None of the real characters is a candidate for antagonist. Plus, if you think about what it is that Della and Jim (the protagonists) struggle against, the only answer is poverty. Della doesn't have enough money to buy Jim the kind of present she wants to get for him, and that's what sets off all the problems in the story. Still, it's problematic to call poverty the antagonist, because it's not clear it's a bad a thing. You could say that it's Della and Jim's poverty which helps them focus on what matters – their love – and which forces them to make the sacrifice that proves their love.
If there is a real antagonist in this story, then, it might be better to say that it's money, or rather any worldview which makes money the most important thing. In this story, money represents the wrong way to value things. In one sense, the entire story is meant to make this point. It's not how much money something is worth that shows its real value as an object or as a gift. As we said, it's the lack of money that enables Della and Jim to understand the real meaning of giving.

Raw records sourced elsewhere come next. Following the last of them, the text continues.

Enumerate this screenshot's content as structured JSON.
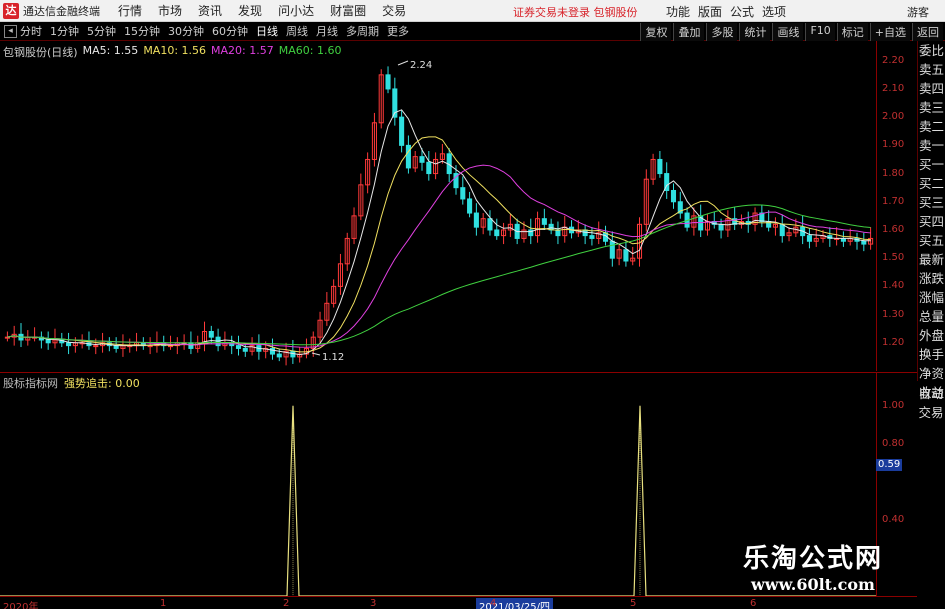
{
  "titlebar": {
    "app_title": "通达信金融终端",
    "menu": [
      "行情",
      "市场",
      "资讯",
      "发现",
      "问小达",
      "财富圈",
      "交易"
    ],
    "notice": "证券交易未登录  包钢股份",
    "right_buttons": [
      "功能",
      "版面",
      "公式",
      "选项"
    ],
    "guest": "游客"
  },
  "toolbar": {
    "periods": [
      "分时",
      "1分钟",
      "5分钟",
      "15分钟",
      "30分钟",
      "60分钟",
      "日线",
      "周线",
      "月线",
      "多周期",
      "更多"
    ],
    "active_period": "日线",
    "right_buttons": [
      "复权",
      "叠加",
      "多股",
      "统计",
      "画线",
      "F10",
      "标记",
      "+自选",
      "返回"
    ]
  },
  "main_legend": {
    "stock": "包钢股份(日线)",
    "ma5": "MA5: 1.55",
    "ma10": "MA10: 1.56",
    "ma20": "MA20: 1.57",
    "ma60": "MA60: 1.60"
  },
  "right_panel": [
    "委比",
    "卖五",
    "卖四",
    "卖三",
    "卖二",
    "卖一",
    "买一",
    "买二",
    "买三",
    "买四",
    "买五",
    "最新",
    "涨跌",
    "涨幅",
    "总量",
    "外盘",
    "换手",
    "净资",
    "收益"
  ],
  "sub_panel": [
    "自动",
    "交易"
  ],
  "sub_legend": {
    "name": "股标指标网",
    "series": "强势追击: 0.00"
  },
  "price_high_label": "2.24",
  "price_low_label": "1.12",
  "cursor_value": "0.59",
  "x_cursor": "2021/03/25/四",
  "colors": {
    "up": "#ff3a3a",
    "down": "#30e0e0",
    "ma5": "#e8e8e8",
    "ma10": "#f0e060",
    "ma20": "#e040e0",
    "ma60": "#40d040",
    "indicator": "#e8e080"
  },
  "chart_data": [
    {
      "type": "candlestick",
      "yticks": [
        1.2,
        1.3,
        1.4,
        1.5,
        1.6,
        1.7,
        1.8,
        1.9,
        2.0,
        2.1,
        2.2
      ],
      "ytick_labels": [
        "1.20",
        "1.30",
        "1.40",
        "1.50",
        "1.60",
        "1.70",
        "1.80",
        "1.90",
        "2.00",
        "2.10",
        "2.20"
      ],
      "xlabels": [
        "2020年",
        "1",
        "2",
        "3",
        "4",
        "5",
        "6"
      ],
      "ylim": [
        1.1,
        2.27
      ],
      "high": 2.24,
      "low": 1.12,
      "close": [
        1.22,
        1.23,
        1.21,
        1.22,
        1.22,
        1.21,
        1.2,
        1.21,
        1.2,
        1.19,
        1.2,
        1.2,
        1.19,
        1.19,
        1.2,
        1.19,
        1.18,
        1.19,
        1.19,
        1.2,
        1.19,
        1.19,
        1.2,
        1.19,
        1.19,
        1.2,
        1.2,
        1.18,
        1.2,
        1.24,
        1.22,
        1.19,
        1.2,
        1.19,
        1.18,
        1.17,
        1.19,
        1.17,
        1.18,
        1.16,
        1.15,
        1.17,
        1.15,
        1.16,
        1.18,
        1.22,
        1.28,
        1.34,
        1.4,
        1.48,
        1.57,
        1.65,
        1.76,
        1.85,
        1.98,
        2.15,
        2.1,
        2.0,
        1.9,
        1.82,
        1.86,
        1.84,
        1.8,
        1.85,
        1.87,
        1.8,
        1.75,
        1.71,
        1.66,
        1.61,
        1.64,
        1.6,
        1.58,
        1.6,
        1.62,
        1.57,
        1.6,
        1.58,
        1.64,
        1.62,
        1.6,
        1.58,
        1.61,
        1.59,
        1.6,
        1.58,
        1.57,
        1.59,
        1.56,
        1.5,
        1.53,
        1.49,
        1.5,
        1.62,
        1.78,
        1.85,
        1.8,
        1.74,
        1.7,
        1.66,
        1.61,
        1.65,
        1.6,
        1.63,
        1.62,
        1.6,
        1.64,
        1.62,
        1.63,
        1.62,
        1.66,
        1.63,
        1.61,
        1.62,
        1.58,
        1.59,
        1.61,
        1.58,
        1.56,
        1.57,
        1.58,
        1.57,
        1.57,
        1.56,
        1.57,
        1.56,
        1.55,
        1.57
      ]
    },
    {
      "type": "line",
      "series": [
        {
          "name": "强势追击",
          "values": [
            0,
            0,
            0,
            0,
            0,
            0,
            0,
            0,
            0,
            0,
            0,
            0,
            0,
            0,
            0,
            0,
            0,
            0,
            0,
            0,
            0,
            0,
            0,
            0,
            0,
            0,
            0,
            0,
            0,
            0,
            0,
            0,
            0,
            0,
            0,
            0,
            0,
            0,
            0,
            0,
            0,
            0,
            0,
            0,
            0,
            0,
            0,
            0,
            0,
            0,
            0,
            0,
            0,
            0,
            0,
            0,
            0,
            0,
            0,
            0,
            0,
            0,
            0,
            0,
            0,
            0,
            0,
            0,
            0,
            0,
            0,
            0,
            0,
            0,
            0,
            0,
            0,
            0,
            0,
            0,
            0,
            0,
            0,
            0,
            0,
            0,
            0,
            0,
            0,
            0,
            0,
            0,
            0,
            0,
            0,
            0,
            0,
            0,
            0,
            0,
            0,
            0,
            0,
            0,
            0,
            0,
            0,
            0,
            0,
            0,
            0,
            0,
            0,
            0,
            0,
            0,
            0,
            0,
            0,
            0,
            0,
            0,
            0,
            0,
            0,
            0,
            0,
            0
          ]
        }
      ],
      "spikes": [
        {
          "x_label": "2",
          "value": 1.0
        },
        {
          "x_label": "5",
          "value": 1.0
        }
      ],
      "yticks": [
        0.4,
        0.59,
        0.8,
        1.0
      ],
      "ytick_labels": [
        "0.40",
        "0.59",
        "0.80",
        "1.00"
      ],
      "ylim": [
        0,
        1.05
      ]
    }
  ],
  "watermark": {
    "line1": "乐淘公式网",
    "line2": "www.60lt.com"
  }
}
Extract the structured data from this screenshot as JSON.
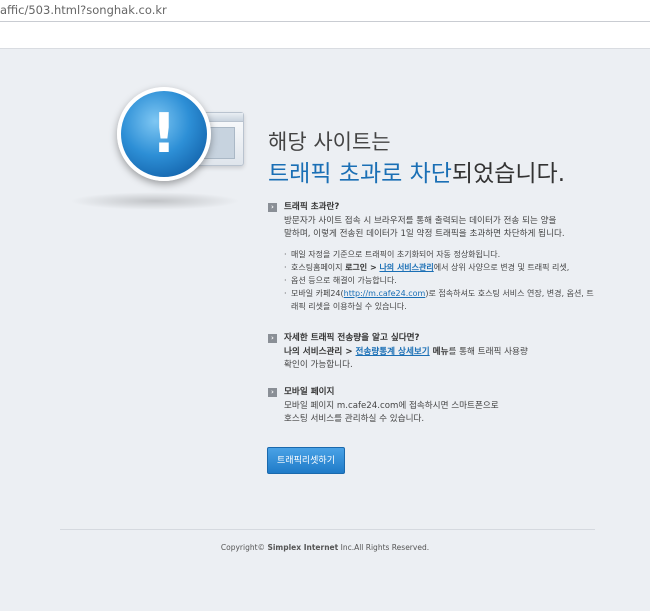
{
  "browser": {
    "url": "affic/503.html?songhak.co.kr"
  },
  "heading": {
    "line1": "해당 사이트는",
    "line2_blue": "트래픽 초과로 차단",
    "line2_rest": "되었습니다."
  },
  "section_traffic": {
    "title": "트래픽 초과란?",
    "body_line1": "방문자가 사이트 접속 시 브라우저를 통해 출력되는 데이터가 전송 되는 양을",
    "body_line2": "말하며, 이렇게 전송된 데이터가 1일 약정 트래픽을 초과하면 차단하게 됩니다.",
    "bullet1": "매일 자정을 기준으로 트래픽이 초기화되어 자동 정상화됩니다.",
    "bullet2_pre": "호스팅홈페이지 ",
    "bullet2_bold": "로그인",
    "bullet2_sep": " > ",
    "bullet2_link": "나의 서비스관리",
    "bullet2_post": "에서 상위 사양으로 변경 및 트래픽 리셋,",
    "bullet2_line2": "옵션 등으로 해결이 가능합니다.",
    "bullet3_pre": "모바일 카페24(",
    "bullet3_link": "http://m.cafe24.com",
    "bullet3_post": ")로 접속하셔도 호스팅 서비스 연장, 변경, 옵션, 트",
    "bullet3_line2": "래픽 리셋을 이용하실 수 있습니다."
  },
  "section_detail": {
    "title": "자세한 트래픽 전송량을 알고 싶다면?",
    "line1_bold": "나의 서비스관리",
    "line1_sep": " > ",
    "line1_link": "전송량통계 상세보기",
    "line1_bold2": " 메뉴",
    "line1_post": "를 통해 트래픽 사용량",
    "line2": "확인이 가능합니다."
  },
  "section_mobile": {
    "title": "모바일 페이지",
    "line1": "모바일 페이지 m.cafe24.com에 접속하시면 스마트폰으로",
    "line2": "호스팅 서비스를 관리하실 수 있습니다."
  },
  "button": {
    "label": "트래픽리셋하기"
  },
  "footer": {
    "pre": "Copyright© ",
    "bold": "Simplex Internet",
    "post": " Inc.All Rights Reserved."
  },
  "colors": {
    "accent": "#1a6fb5",
    "button": "#2a88d4",
    "background": "#eceff3"
  },
  "icons": [
    "alert-exclamation-icon",
    "browser-window-icon",
    "arrow-bullet-icon"
  ]
}
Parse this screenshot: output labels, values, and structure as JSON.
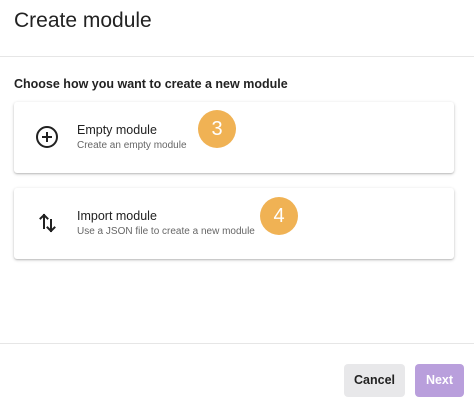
{
  "header": {
    "title": "Create module"
  },
  "main": {
    "subtitle": "Choose how you want to create a new module",
    "options": [
      {
        "label": "Empty module",
        "description": "Create an empty module",
        "icon": "add-circle-icon",
        "badge": "3"
      },
      {
        "label": "Import module",
        "description": "Use a JSON file to create a new module",
        "icon": "swap-vertical-icon",
        "badge": "4"
      }
    ]
  },
  "footer": {
    "cancel_label": "Cancel",
    "next_label": "Next"
  },
  "colors": {
    "badge": "#f0b254",
    "next_button": "#b99fdc",
    "cancel_button": "#e8e8ea"
  }
}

Money causes them to worry unnecessarily, and makes their life harder than it need be, when in fact they already have what matters.